I have not yet made research trips to Lancaster County, Pennsylvania, where Pequea is located or looked for any genealogical books that include information from order books or land deeds.

This is my entry for Amy Johnson Crow's 52 Ancestors in 52 Weeks. The theme for this week was "Mother's Day," which I did not follow.

Using the Ancestral Reference Numbering System, Robert "the Immigrant" Mitchell is Ancestor numbers 292 and 304 on my family tree:

292 and 304 Robert "the Immigrant" Mitchell, born sometime before 1689 in Londonderry (now Derry), Northern Ireland; died on an unknown date; married Mary Innes and immigrated to Philadelphia about 1735.

146 and 152 Robert "the Elder" Mitchell, born about 1714 in Derry, Northern Ireland and came to Philadelphia with his parents as a young man; died before 25 February 1799 when his will was proved; married Mary Enos, daughter of Richard and Susannah Enos in 1736 likely in Delaware; removed to Bedford County, Virginia in the 1750s.

292.1 Daniel Mitchell born about 1718 in Derry, Northern Ireland and came to Philadelphia with his parents as a young man; died between June and October 1775 in Bedford County; married Mary Caldwell before 1747; removed to Bedford County in the 1750s.
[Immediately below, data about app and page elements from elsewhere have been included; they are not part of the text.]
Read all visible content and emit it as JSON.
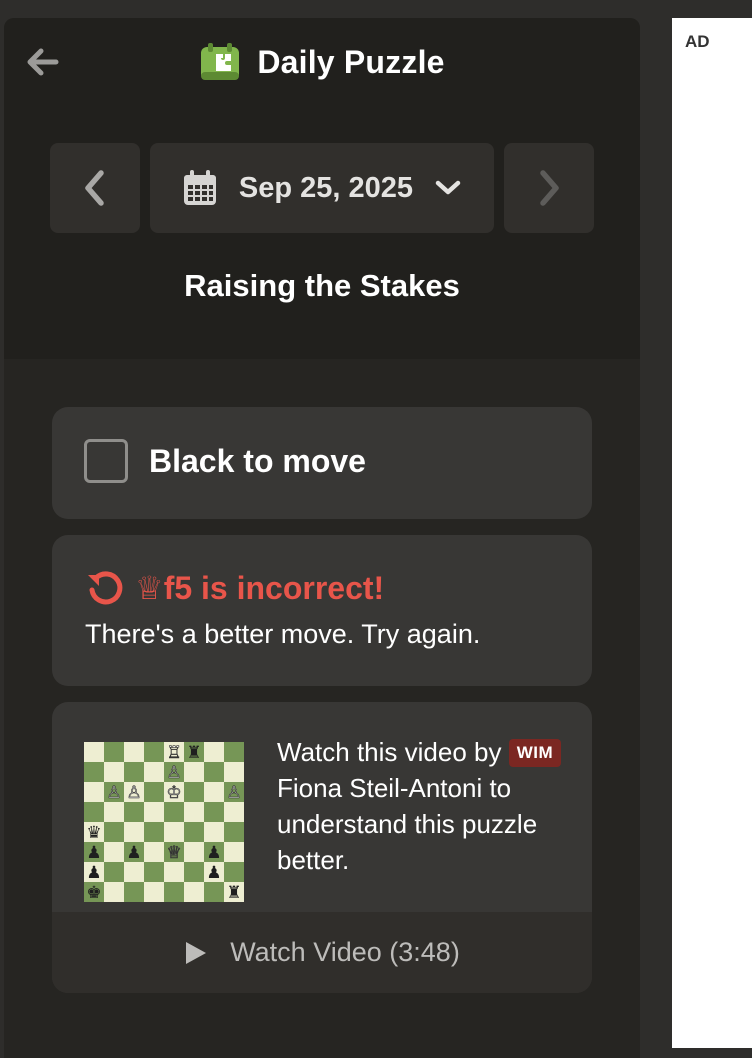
{
  "header": {
    "title": "Daily Puzzle",
    "icons": {
      "back": "back-arrow-icon",
      "logo": "daily-puzzle-icon",
      "logo_color": "#81b64c"
    }
  },
  "date_nav": {
    "date": "Sep 25, 2025",
    "icons": {
      "prev": "chevron-left-icon",
      "calendar": "calendar-icon",
      "dropdown": "chevron-down-icon",
      "next": "chevron-right-icon"
    }
  },
  "puzzle": {
    "name": "Raising the Stakes",
    "to_move": "Black to move"
  },
  "feedback": {
    "move": "f5 is incorrect!",
    "piece_glyph": "♕",
    "message": "There's a better move. Try again.",
    "color": "#e8554a",
    "icon": "retry-icon"
  },
  "video": {
    "text_before": "Watch this video by",
    "title_badge": "WIM",
    "text_after": "Fiona Steil-Antoni to understand this puzzle better.",
    "button_label": "Watch Video (3:48)",
    "icon": "play-icon",
    "board": [
      [
        "",
        "",
        "",
        "",
        "♖",
        "♜",
        "",
        ""
      ],
      [
        "",
        "",
        "",
        "",
        "♙",
        "",
        "",
        ""
      ],
      [
        "",
        "♙",
        "♙",
        "",
        "♔",
        "",
        "",
        "♙"
      ],
      [
        "",
        "",
        "",
        "",
        "",
        "",
        "",
        ""
      ],
      [
        "♛",
        "",
        "",
        "",
        "",
        "",
        "",
        ""
      ],
      [
        "♟",
        "",
        "♟",
        "",
        "♕",
        "",
        "♟",
        ""
      ],
      [
        "♟",
        "",
        "",
        "",
        "",
        "",
        "♟",
        ""
      ],
      [
        "♚",
        "",
        "",
        "",
        "",
        "",
        "",
        "♜"
      ]
    ]
  },
  "ad": {
    "label": "AD"
  },
  "colors": {
    "page_bg": "#2e2d2b",
    "panel_bg": "#262522",
    "card_bg": "#383735",
    "board_light": "#eeeed2",
    "board_dark": "#769656",
    "badge_bg": "#7b2722"
  }
}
292.2 James Mitchell born before 1720 in Derry, Northern Ireland and came to Philadelphia with his parents as a young man; according to the Duffy Papers he died before 1776; married Margaret Amey Caldwell in 1738 in Lunenburg County Virginia (part of which became Bedford County).

[1] Beyond ScotlandsPeople, Tangled Roots and Trees (accessed 1 May 2018)
[2] Thompson, Stith (Compiler). Shipley, Mitchell and Thompson Families, (Bloomington, IN: Indiana University, 1964), pages Mitchell i-ii, Mitchell 1-16.
[3] Klett, Guy S. "Scotch-Irish Presbyterian Pioneering Along the Susquehanna River," Pennsylvania History: A Journal of Mid-Atlantic Studies, PennState University Libraries (accessed 3 May 2018).
[4] ibid
[5] Thompson, Stith (Compiler). Shipley, Mitchell and Thompson Families, (Bloomington, IN: Indiana University, 1964), pages Mitchell i-ii, Mitchell 1-16.


Foote, William Henry, Rev. Sketches of Virginia, (Philadelphia, PA: Lippincott & Co., 1856), pages 133-141.
James Logan (Statesman), Wikipedia (accessed 3 May 2018).
Klett, Guy S. "Scotch-Irish Presbyterian Pioneering Along the Susquehanna River," Pennsylvania History: A Journal of Mid-Atlantic Studies, PennState University Libraries (accessed 3 May 2018).
Margaret Caldwell, (accessed 23 Oct 2016).
Robert Mitchell, the Elder, Tangled Roots and Trees (accessed 1 May 2018).
Samuel Beard (1750-1814): Revolutionary War Veteran, Tangled Roots and Trees (accessed 4 May 2018).
Siege of Derry, Wikipedia (accessed 22 Jul 2016).
The Duffy Papers, RootsWeb (accessed 25 Oct 2016).
Thompson, Stith (Compiler). Shipley, Mitchell and Thompson Families(Bloomington, IN: Indiana University, 1964), pages Mitchell i-ii, Mitchell 1-16.
Ulster Scots People, Wikipedia (accessed 3 May 2018).
Why John and Mary (Boyd) Mitchell Are Not the Parents of Robert Mitchell (c1714-1799), Tangled Roots and Trees (accessed 1 May 2018).


  1. Fascinating tale, excellent writeup Thanks. Would like to contact you further.

    David Mitchell, Cape Town, South Africa
    Researching Mitchell of the Glendermott Valley, co. Londonderry, Ireland

    1. David, I sent you an email. It's so exciting to hear from another Mitchell!